[Recorded data]
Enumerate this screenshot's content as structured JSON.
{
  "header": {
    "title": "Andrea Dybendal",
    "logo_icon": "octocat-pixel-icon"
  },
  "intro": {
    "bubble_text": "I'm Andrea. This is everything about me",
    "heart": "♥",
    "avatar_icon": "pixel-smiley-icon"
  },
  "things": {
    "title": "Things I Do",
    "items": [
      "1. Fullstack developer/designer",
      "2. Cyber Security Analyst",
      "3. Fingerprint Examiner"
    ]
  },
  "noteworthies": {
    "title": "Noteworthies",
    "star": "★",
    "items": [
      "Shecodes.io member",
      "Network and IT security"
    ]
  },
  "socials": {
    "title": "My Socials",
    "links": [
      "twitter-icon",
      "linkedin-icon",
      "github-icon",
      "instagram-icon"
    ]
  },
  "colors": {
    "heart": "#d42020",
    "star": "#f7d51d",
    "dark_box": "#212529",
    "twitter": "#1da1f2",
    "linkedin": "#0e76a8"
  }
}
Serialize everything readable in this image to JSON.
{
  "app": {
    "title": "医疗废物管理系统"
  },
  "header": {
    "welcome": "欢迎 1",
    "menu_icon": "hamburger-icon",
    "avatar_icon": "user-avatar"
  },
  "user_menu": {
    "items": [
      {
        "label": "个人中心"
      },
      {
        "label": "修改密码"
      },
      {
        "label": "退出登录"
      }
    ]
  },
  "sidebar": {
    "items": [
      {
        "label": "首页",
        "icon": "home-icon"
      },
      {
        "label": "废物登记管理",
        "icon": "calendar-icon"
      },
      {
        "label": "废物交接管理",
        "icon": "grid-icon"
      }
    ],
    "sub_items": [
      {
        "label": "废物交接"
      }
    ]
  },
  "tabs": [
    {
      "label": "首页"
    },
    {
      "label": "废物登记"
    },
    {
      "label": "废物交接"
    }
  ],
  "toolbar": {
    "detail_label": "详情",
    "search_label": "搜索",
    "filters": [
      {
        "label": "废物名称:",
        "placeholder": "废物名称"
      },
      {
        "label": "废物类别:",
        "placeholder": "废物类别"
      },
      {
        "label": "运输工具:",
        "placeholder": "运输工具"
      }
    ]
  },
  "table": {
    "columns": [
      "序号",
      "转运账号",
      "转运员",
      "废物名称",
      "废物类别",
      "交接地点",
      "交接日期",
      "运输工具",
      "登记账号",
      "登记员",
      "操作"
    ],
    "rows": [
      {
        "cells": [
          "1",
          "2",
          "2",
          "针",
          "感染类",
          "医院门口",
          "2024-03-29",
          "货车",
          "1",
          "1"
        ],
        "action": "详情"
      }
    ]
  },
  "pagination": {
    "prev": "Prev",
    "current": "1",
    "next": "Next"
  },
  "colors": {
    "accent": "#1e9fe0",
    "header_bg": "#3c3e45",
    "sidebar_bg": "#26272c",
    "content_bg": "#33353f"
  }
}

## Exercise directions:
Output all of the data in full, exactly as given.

## Response to the task:
Enumerate this screenshot's content as structured JSON.
{
  "header": {
    "title": "Andrea Dybendal",
    "logo_icon": "octocat-pixel-icon"
  },
  "intro": {
    "bubble_text": "I'm Andrea. This is everything about me",
    "heart": "♥",
    "avatar_icon": "pixel-smiley-icon"
  },
  "things": {
    "title": "Things I Do",
    "items": [
      "1. Fullstack developer/designer",
      "2. Cyber Security Analyst",
      "3. Fingerprint Examiner"
    ]
  },
  "noteworthies": {
    "title": "Noteworthies",
    "star": "★",
    "items": [
      "Shecodes.io member",
      "Network and IT security"
    ]
  },
  "socials": {
    "title": "My Socials",
    "links": [
      "twitter-icon",
      "linkedin-icon",
      "github-icon",
      "instagram-icon"
    ]
  },
  "colors": {
    "heart": "#d42020",
    "star": "#f7d51d",
    "dark_box": "#212529",
    "twitter": "#1da1f2",
    "linkedin": "#0e76a8"
  }
}
Serialize everything readable in this image to JSON.
{
  "app": {
    "title": "医疗废物管理系统"
  },
  "header": {
    "welcome": "欢迎 1",
    "menu_icon": "hamburger-icon",
    "avatar_icon": "user-avatar"
  },
  "user_menu": {
    "items": [
      {
        "label": "个人中心"
      },
      {
        "label": "修改密码"
      },
      {
        "label": "退出登录"
      }
    ]
  },
  "sidebar": {
    "items": [
      {
        "label": "首页",
        "icon": "home-icon"
      },
      {
        "label": "废物登记管理",
        "icon": "calendar-icon"
      },
      {
        "label": "废物交接管理",
        "icon": "grid-icon"
      }
    ],
    "sub_items": [
      {
        "label": "废物交接"
      }
    ]
  },
  "tabs": [
    {
      "label": "首页"
    },
    {
      "label": "废物登记"
    },
    {
      "label": "废物交接"
    }
  ],
  "toolbar": {
    "detail_label": "详情",
    "search_label": "搜索",
    "filters": [
      {
        "label": "废物名称:",
        "placeholder": "废物名称"
      },
      {
        "label": "废物类别:",
        "placeholder": "废物类别"
      },
      {
        "label": "运输工具:",
        "placeholder": "运输工具"
      }
    ]
  },
  "table": {
    "columns": [
      "序号",
      "转运账号",
      "转运员",
      "废物名称",
      "废物类别",
      "交接地点",
      "交接日期",
      "运输工具",
      "登记账号",
      "登记员",
      "操作"
    ],
    "rows": [
      {
        "cells": [
          "1",
          "2",
          "2",
          "针",
          "感染类",
          "医院门口",
          "2024-03-29",
          "货车",
          "1",
          "1"
        ],
        "action": "详情"
      }
    ]
  },
  "pagination": {
    "prev": "Prev",
    "current": "1",
    "next": "Next"
  },
  "colors": {
    "accent": "#1e9fe0",
    "header_bg": "#3c3e45",
    "sidebar_bg": "#26272c",
    "content_bg": "#33353f"
  }
}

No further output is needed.